Content Syndicate‘s tagline is “words on demand” (I am dying to insert some sarcastic quip about blogging here but I’ll restrain myself).
The pitch from the entrant in last week’s Seedcamp contest is to help content providers and buyers to commission, distribute buy and sell content that’s exclusive, customised and personalised. To do this they’ve built a platform to offer content services to all media outlets in all languages which will handle the life-cycling of buying, selling, commissioning, payment security, you name it.
Sounds like tall order, but after 9 months of operation they they have 87 clients and 30 employees spread across their home base of Dubai as well as India and the US.
Content Syndicate is designed to be an end to end solution. Publishers can put out a commission, rather like an RFQ, and freelance journalists (of which there are many) pitch to take the piece. Media firms in turn can buy content with a credit card and also talk to the writer direct. A publisher pays 60% of the commission up front for an article, there are two revisions possible and then the rest on delivery. I see problems here in that the professional review process is much more complex than this model.

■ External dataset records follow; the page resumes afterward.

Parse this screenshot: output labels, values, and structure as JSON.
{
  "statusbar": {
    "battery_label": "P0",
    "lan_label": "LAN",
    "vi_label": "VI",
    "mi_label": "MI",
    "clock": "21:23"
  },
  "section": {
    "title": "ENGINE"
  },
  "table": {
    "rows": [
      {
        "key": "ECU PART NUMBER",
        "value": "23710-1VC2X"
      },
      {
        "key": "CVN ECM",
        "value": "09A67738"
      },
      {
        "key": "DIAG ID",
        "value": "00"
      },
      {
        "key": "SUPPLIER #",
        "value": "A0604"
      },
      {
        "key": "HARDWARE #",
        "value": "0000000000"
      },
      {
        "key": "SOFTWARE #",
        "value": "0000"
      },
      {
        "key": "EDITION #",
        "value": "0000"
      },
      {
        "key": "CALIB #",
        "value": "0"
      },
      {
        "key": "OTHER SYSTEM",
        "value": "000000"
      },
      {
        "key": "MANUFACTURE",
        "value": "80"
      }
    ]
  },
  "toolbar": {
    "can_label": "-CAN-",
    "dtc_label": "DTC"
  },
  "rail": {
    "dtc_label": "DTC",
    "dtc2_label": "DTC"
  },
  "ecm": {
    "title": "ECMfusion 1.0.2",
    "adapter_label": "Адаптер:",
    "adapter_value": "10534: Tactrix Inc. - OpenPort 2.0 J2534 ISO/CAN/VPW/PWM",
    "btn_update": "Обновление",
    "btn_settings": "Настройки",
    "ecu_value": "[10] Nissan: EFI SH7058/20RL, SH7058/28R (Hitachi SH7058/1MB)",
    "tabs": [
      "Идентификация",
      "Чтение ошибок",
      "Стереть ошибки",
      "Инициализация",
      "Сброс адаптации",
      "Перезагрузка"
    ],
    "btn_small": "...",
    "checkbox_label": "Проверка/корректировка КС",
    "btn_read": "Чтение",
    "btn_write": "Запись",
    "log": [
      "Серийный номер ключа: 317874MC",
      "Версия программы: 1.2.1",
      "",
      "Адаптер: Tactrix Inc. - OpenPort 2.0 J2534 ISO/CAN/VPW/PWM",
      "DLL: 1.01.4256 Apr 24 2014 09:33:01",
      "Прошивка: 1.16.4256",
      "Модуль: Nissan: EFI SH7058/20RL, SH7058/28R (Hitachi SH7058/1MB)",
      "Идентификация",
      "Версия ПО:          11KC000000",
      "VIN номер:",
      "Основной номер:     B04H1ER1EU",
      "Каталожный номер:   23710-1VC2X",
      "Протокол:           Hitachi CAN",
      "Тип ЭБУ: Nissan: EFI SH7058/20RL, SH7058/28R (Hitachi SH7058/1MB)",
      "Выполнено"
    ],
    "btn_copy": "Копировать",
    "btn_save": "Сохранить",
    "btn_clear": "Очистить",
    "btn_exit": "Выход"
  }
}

A freelancer can also write an article “on spec” and put it into the system for a publisher to pick up or tweak. However, no real freelancer I am aware of does this, and in other quarters this is just called blogging.
CS claims that smaller publishers – being the vast majority of the 200,000 publishers on the planet – don’t have time for syndicating content and that CS will handle this too. All they need to do is upload all their content into the system. This is worrying – I think I’d rather take my chances with an RSS feed.
My questions about the practical running of this platform were met with optimism by the founders, but in in my world all publishers like to deal with writers direct, especially because the issue of writing for a title is so complex. Every title is different and there is no such thing as an “off the peg” article. Perhaps where CS could succeed is in the buying and selling of rights to generic content for corporate and customer magazines and the like.
But I don’t see it succeeding inside the full-blown professional editorial market.